A Rare Presentation of Low-grade Neuroendocrine Tumour

Full Article

R Koul, WK Dolata, A Dubey

Hong Kong J Radiol 2014;17:e9-14

DOI: 10.12809/hkjr1413191
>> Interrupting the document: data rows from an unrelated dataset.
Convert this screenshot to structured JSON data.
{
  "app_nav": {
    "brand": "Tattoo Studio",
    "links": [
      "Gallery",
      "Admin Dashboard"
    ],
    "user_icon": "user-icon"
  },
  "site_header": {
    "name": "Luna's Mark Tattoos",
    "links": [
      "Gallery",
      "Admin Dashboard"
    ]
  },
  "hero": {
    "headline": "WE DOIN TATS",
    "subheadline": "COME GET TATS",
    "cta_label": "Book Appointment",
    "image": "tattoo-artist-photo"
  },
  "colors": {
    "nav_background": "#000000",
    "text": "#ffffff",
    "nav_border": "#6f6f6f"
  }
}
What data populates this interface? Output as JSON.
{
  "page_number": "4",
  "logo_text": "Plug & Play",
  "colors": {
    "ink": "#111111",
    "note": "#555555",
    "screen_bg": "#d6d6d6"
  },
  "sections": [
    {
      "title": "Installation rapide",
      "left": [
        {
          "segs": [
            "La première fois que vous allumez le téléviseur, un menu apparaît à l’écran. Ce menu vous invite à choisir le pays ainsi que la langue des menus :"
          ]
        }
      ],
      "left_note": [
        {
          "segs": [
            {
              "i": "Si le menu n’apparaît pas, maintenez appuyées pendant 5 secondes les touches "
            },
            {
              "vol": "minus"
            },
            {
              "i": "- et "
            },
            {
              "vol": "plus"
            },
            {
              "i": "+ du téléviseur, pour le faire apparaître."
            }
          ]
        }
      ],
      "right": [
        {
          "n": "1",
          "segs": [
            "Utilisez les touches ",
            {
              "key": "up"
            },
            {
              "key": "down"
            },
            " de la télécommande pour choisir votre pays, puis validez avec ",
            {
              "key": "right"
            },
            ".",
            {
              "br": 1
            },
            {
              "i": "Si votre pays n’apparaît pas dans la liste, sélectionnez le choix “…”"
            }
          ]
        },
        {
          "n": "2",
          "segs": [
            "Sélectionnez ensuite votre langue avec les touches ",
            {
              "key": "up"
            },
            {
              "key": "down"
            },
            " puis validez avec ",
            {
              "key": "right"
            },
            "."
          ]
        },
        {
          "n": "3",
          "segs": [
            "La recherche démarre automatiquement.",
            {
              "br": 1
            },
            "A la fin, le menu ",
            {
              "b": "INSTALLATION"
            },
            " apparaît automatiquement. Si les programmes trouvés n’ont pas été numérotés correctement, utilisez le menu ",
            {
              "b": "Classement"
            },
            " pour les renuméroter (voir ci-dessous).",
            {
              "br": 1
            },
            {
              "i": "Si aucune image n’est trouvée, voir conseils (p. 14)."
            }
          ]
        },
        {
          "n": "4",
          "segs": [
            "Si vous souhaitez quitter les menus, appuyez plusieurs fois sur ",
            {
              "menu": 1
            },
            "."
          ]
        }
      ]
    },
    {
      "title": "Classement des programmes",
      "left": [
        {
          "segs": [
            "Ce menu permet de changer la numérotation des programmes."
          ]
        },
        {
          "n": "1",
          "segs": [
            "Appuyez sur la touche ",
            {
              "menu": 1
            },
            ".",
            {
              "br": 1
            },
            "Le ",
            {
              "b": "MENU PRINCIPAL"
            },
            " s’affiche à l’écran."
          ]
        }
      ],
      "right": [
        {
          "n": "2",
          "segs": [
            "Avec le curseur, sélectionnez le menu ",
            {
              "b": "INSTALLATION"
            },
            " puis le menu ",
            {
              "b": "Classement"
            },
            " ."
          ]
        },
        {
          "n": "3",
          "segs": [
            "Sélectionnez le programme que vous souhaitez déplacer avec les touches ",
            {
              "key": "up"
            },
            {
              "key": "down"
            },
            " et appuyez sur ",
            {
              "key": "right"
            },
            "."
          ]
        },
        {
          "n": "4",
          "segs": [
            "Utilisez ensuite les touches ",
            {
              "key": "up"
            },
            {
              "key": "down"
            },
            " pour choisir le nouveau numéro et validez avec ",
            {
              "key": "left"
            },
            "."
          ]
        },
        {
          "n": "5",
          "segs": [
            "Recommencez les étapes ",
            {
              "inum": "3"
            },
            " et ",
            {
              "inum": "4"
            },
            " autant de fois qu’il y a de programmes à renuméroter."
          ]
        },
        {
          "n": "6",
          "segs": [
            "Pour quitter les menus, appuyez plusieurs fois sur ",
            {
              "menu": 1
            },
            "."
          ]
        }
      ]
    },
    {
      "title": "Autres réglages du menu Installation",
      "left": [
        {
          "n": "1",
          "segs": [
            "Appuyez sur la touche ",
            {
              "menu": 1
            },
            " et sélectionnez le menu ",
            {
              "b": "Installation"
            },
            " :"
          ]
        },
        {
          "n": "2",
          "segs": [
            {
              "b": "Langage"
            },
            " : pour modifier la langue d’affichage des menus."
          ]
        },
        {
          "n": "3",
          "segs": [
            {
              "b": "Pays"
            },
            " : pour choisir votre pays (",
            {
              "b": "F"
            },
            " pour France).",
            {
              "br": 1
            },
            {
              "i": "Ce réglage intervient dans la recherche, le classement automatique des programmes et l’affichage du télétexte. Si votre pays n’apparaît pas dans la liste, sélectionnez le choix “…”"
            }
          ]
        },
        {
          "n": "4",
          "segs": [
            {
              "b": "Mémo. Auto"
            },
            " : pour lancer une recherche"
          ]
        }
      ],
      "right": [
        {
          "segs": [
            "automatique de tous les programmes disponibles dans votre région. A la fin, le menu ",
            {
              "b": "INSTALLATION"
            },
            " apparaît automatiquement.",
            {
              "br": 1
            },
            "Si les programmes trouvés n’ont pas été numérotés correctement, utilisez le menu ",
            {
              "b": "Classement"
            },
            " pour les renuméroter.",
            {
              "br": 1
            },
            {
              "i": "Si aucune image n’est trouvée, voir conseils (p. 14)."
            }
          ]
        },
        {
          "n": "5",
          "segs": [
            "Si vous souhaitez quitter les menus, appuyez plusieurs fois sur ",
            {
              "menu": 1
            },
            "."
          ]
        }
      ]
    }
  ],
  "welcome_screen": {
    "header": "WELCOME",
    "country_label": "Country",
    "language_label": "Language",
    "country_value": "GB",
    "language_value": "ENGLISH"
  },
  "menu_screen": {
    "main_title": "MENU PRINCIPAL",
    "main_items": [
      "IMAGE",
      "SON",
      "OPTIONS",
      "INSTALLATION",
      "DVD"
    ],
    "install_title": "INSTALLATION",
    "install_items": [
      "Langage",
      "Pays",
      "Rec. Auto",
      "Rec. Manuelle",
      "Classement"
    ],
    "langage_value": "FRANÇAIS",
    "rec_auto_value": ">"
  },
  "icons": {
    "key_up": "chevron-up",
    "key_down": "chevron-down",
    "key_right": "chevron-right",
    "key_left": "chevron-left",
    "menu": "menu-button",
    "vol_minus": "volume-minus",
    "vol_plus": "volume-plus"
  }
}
Neuroendocrine tumours are believed to arise from various cells of the neuroendocrine system. Neuroendocrine cells are present not only in endocrine glands throughout the body that produce various hormones, but also diffusely in body tissues. The majority of neuroendocrine tumours are well differentiated as they usually retain the organ architecture typical of the neuroendocrine organ from where they originate, and they have low proliferative index. Clinical course is highly variable. Small tumours without poor prognostic features are cured by surgical resection. Even if the tumour is advanced and has metastasised where curative surgery is not feasible, surgery often has a role in neuroendocrine cancers for controlling symptoms and, possibly, improves survival. Patients who have metastasis at presentation may live long, thus improving quality of life is important in management. Unfortunately, response to conventional chemotherapy is very low. With the availability of newer agents, disease control rates may increase. Here we report a case with low-grade neuroendocrine tumour with widespread metastases at presentation. The patient was put on everolimus, an oral inhibitor of mammalian target of rapamycin, and has shown good clinical and radiological response.




R Koul、WK Dolata、A Dubey